Frequently when conducting a home inspection we come across homes with ceilings that are textured, acoustical or ones often referred to as "Popcorn ceilings". They are easily identified by their cottage cheese appearance. When some potential buyers see these ceilings that are often viewed as a negative as they fear they may contain Asbestos Material. It is true that some of these ceiling do in fact contain asbestos. It is also true some do not. With that said, there are a few things one should know about these ceilings.
Many homes built between the 1930's and the 1990's have popcorn ceilings or some type of textured material applied to the ceilings. A true spayed on textured popcorn ceiling method was utilized form the 1950's to 1978 when banned by the Clean Air Act of 1978. The date of these homes is crucial in determining if you are buying a home that contains asbestos material. Some facts one should be aware of are listed below:
* The use of asbestos in textured ceiling paint was banned in 1977.
* To definitively determine the presence of asbestos samples must be analyzed by a certified lab. Sample testing generally starts at $50.00. The lab should be accredited by the National Voluntary Laboratory Accreditation Program. (NVLAP)
* In the early formulations of the 1950's and 1960's, it often contained actual white asbestos fibers.
* Though it was banned, however as not to pose an economic hardship to suppliers and installers, existing inventories were exempt from the ban. Thus it is still possible to find homes with asbestos in the ceilings built through the 1980's.
* If inhaled in large quantities asbestos fibers can cause lung disease.
* * It is not all that expensive to remove popcorn ceiling material.

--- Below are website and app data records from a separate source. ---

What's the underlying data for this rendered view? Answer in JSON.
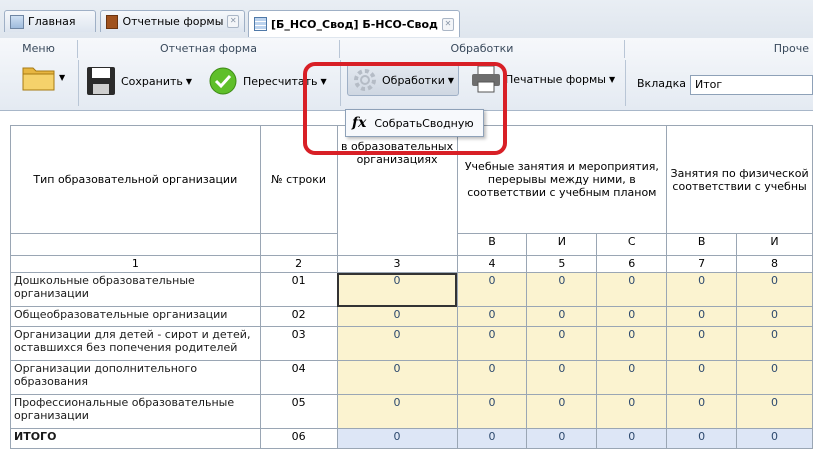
{
  "tabs": [
    {
      "label": "Главная",
      "closable": false
    },
    {
      "label": "Отчетные формы",
      "closable": true
    },
    {
      "label": "[Б_НСО_Свод] Б-НСО-Свод",
      "closable": true
    }
  ],
  "ribbon": {
    "groups": {
      "menu": "Меню",
      "report_form": "Отчетная форма",
      "processing": "Обработки",
      "other": "Проче"
    },
    "save": "Сохранить",
    "recalc": "Пересчитать",
    "processing_btn": "Обработки",
    "print_forms": "Печатные формы",
    "tab_label": "Вкладка",
    "tab_value": "Итог"
  },
  "dropdown": {
    "item_icon": "fx",
    "item_label": "СобратьСводную"
  },
  "table": {
    "col_type": "Тип образовательной организации",
    "col_row": "№ строки",
    "col3_top": "В",
    "col3_rest": "в образовательных организациях",
    "col_group1": "Учебные занятия и мероприятия, перерывы между ними, в соответствии с учебным планом",
    "col_group2": "Занятия по физической соответствии с учебны",
    "sub_headers": [
      "В",
      "И",
      "С",
      "В",
      "И"
    ],
    "col_numbers": [
      "1",
      "2",
      "3",
      "4",
      "5",
      "6",
      "7",
      "8"
    ],
    "rows": [
      {
        "name": "Дошкольные образовательные организации",
        "code": "01",
        "values": [
          "0",
          "0",
          "0",
          "0",
          "0",
          "0"
        ]
      },
      {
        "name": "Общеобразовательные организации",
        "code": "02",
        "values": [
          "0",
          "0",
          "0",
          "0",
          "0",
          "0"
        ]
      },
      {
        "name": "Организации для детей - сирот и детей, оставшихся без попечения родителей",
        "code": "03",
        "values": [
          "0",
          "0",
          "0",
          "0",
          "0",
          "0"
        ]
      },
      {
        "name": "Организации дополнительного образования",
        "code": "04",
        "values": [
          "0",
          "0",
          "0",
          "0",
          "0",
          "0"
        ]
      },
      {
        "name": "Профессиональные образовательные организации",
        "code": "05",
        "values": [
          "0",
          "0",
          "0",
          "0",
          "0",
          "0"
        ]
      }
    ],
    "total": {
      "name": "ИТОГО",
      "code": "06",
      "values": [
        "0",
        "0",
        "0",
        "0",
        "0",
        "0"
      ]
    }
  },
  "colors": {
    "highlight": "#d81f26",
    "cell_fill": "#fbf3d0",
    "total_fill": "#dde6f6"
  }
}
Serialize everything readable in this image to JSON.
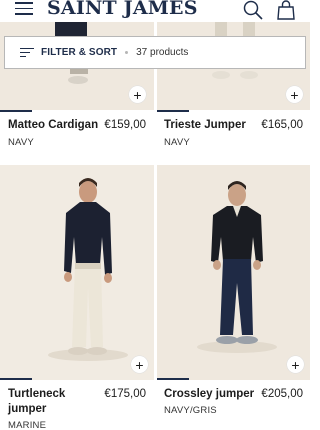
{
  "header": {
    "brand": "SAINT JAMES",
    "menu_icon": "hamburger-icon",
    "search_icon": "search-icon",
    "bag_icon": "shopping-bag-icon",
    "brand_color": "#1e2d4a"
  },
  "filter": {
    "label": "FILTER & SORT",
    "count": "37 products"
  },
  "products": [
    {
      "name": "Matteo Cardigan",
      "price": "€159,00",
      "color": "NAVY"
    },
    {
      "name": "Trieste Jumper",
      "price": "€165,00",
      "color": "NAVY"
    },
    {
      "name": "Turtleneck jumper",
      "price": "€175,00",
      "color": "MARINE"
    },
    {
      "name": "Crossley jumper",
      "price": "€205,00",
      "color": "NAVY/GRIS"
    }
  ],
  "add_symbol": "+"
}
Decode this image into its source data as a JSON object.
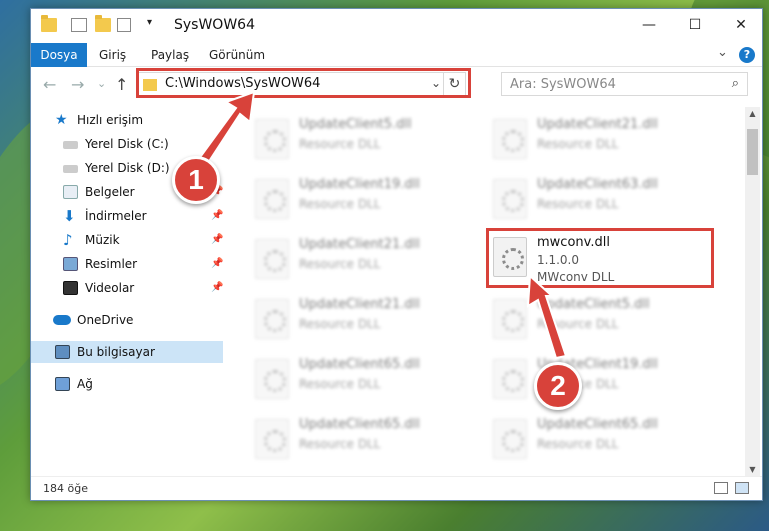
{
  "window": {
    "title": "SysWOW64",
    "minimize": "—",
    "maximize": "☐",
    "close": "✕"
  },
  "ribbon": {
    "tabs": [
      "Dosya",
      "Giriş",
      "Paylaş",
      "Görünüm"
    ],
    "collapse": "⌄",
    "help": "?"
  },
  "nav": {
    "back": "←",
    "forward": "→",
    "recent": "⌄",
    "up": "↑",
    "address": "C:\\Windows\\SysWOW64",
    "address_drop": "⌄",
    "refresh": "↻",
    "search_placeholder": "Ara: SysWOW64",
    "search_icon": "⌕"
  },
  "sidebar": {
    "items": [
      {
        "label": "Hızlı erişim",
        "icon": "star-icon"
      },
      {
        "label": "Yerel Disk (C:)",
        "icon": "drive-icon"
      },
      {
        "label": "Yerel Disk (D:)",
        "icon": "drive-icon"
      },
      {
        "label": "Belgeler",
        "icon": "documents-icon"
      },
      {
        "label": "İndirmeler",
        "icon": "download-icon"
      },
      {
        "label": "Müzik",
        "icon": "music-icon"
      },
      {
        "label": "Resimler",
        "icon": "pictures-icon"
      },
      {
        "label": "Videolar",
        "icon": "video-icon"
      },
      {
        "label": "OneDrive",
        "icon": "cloud-icon"
      },
      {
        "label": "Bu bilgisayar",
        "icon": "computer-icon"
      },
      {
        "label": "Ağ",
        "icon": "network-icon"
      }
    ]
  },
  "files": {
    "left": [
      {
        "name": "UpdateClient5.dll",
        "sub": "Resource DLL"
      },
      {
        "name": "UpdateClient19.dll",
        "sub": "Resource DLL"
      },
      {
        "name": "UpdateClient21.dll",
        "sub": "Resource DLL"
      },
      {
        "name": "UpdateClient21.dll",
        "sub": "Resource DLL"
      },
      {
        "name": "UpdateClient65.dll",
        "sub": "Resource DLL"
      },
      {
        "name": "UpdateClient65.dll",
        "sub": "Resource DLL"
      }
    ],
    "right": [
      {
        "name": "UpdateClient21.dll",
        "sub": "Resource DLL"
      },
      {
        "name": "UpdateClient63.dll",
        "sub": "Resource DLL"
      },
      {
        "name": "UpdateClient5.dll",
        "sub": "Resource DLL"
      },
      {
        "name": "UpdateClient19.dll",
        "sub": "Resource DLL"
      },
      {
        "name": "UpdateClient65.dll",
        "sub": "Resource DLL"
      }
    ],
    "highlighted": {
      "name": "mwconv.dll",
      "version": "1.1.0.0",
      "desc": "MWconv DLL"
    }
  },
  "status": {
    "count": "184 öğe"
  },
  "callouts": [
    "1",
    "2"
  ],
  "colors": {
    "accent": "#1979ca",
    "callout": "#d8423a"
  }
}
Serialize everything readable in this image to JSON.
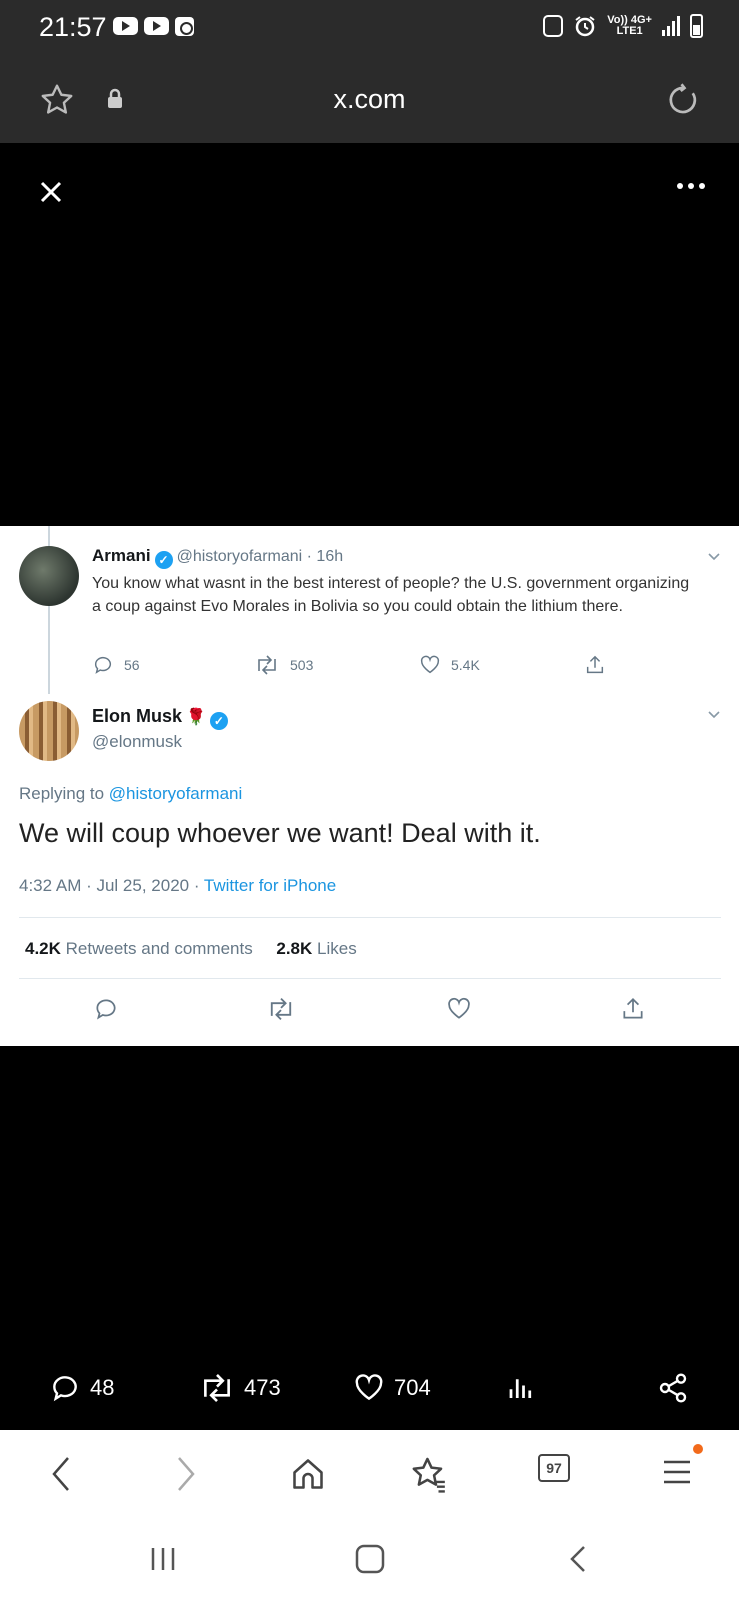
{
  "status_bar": {
    "time": "21:57",
    "network_label_top": "Vo)) 4G+",
    "network_label_bottom": "LTE1"
  },
  "url_bar": {
    "domain": "x.com"
  },
  "tweet_screenshot": {
    "parent": {
      "name": "Armani",
      "handle_time": "@historyofarmani · 16h",
      "text": "You know what wasnt in the best interest of people? the U.S. government organizing a coup against Evo Morales in Bolivia so you could obtain the lithium there.",
      "replies": "56",
      "retweets": "503",
      "likes": "5.4K"
    },
    "main": {
      "name": "Elon Musk",
      "handle": "@elonmusk",
      "replying_prefix": "Replying to ",
      "replying_handle": "@historyofarmani",
      "text": "We will coup whoever we want! Deal with it.",
      "timestamp": "4:32 AM · Jul 25, 2020 · ",
      "source": "Twitter for iPhone",
      "retweets_count": "4.2K",
      "retweets_label": "Retweets and comments",
      "likes_count": "2.8K",
      "likes_label": "Likes"
    }
  },
  "post_stats": {
    "replies": "48",
    "reposts": "473",
    "likes": "704"
  },
  "browser_toolbar": {
    "tab_count": "97"
  }
}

It is however very messy. Or you could leave it and encapsulate ceilings by painting over them. If the ceiling material is in good condition it does not pose a major health risk simply because it contains asbestos.
* There are professional abatement companies that offer professional removal. For a listing of certified asbestos removal companies you can log onto the EPA.gov website. Or check with your regional and local EPA office.
* Anytime you work with known asbestos material be sure to wear a respiratory mask and gloves. Do not dust, sweep, or vacuum debris that may contain asbestos. Remove dust by wet mopping or with a special HEPA vacuum cleaner used by trained professionals.
HHI Article #42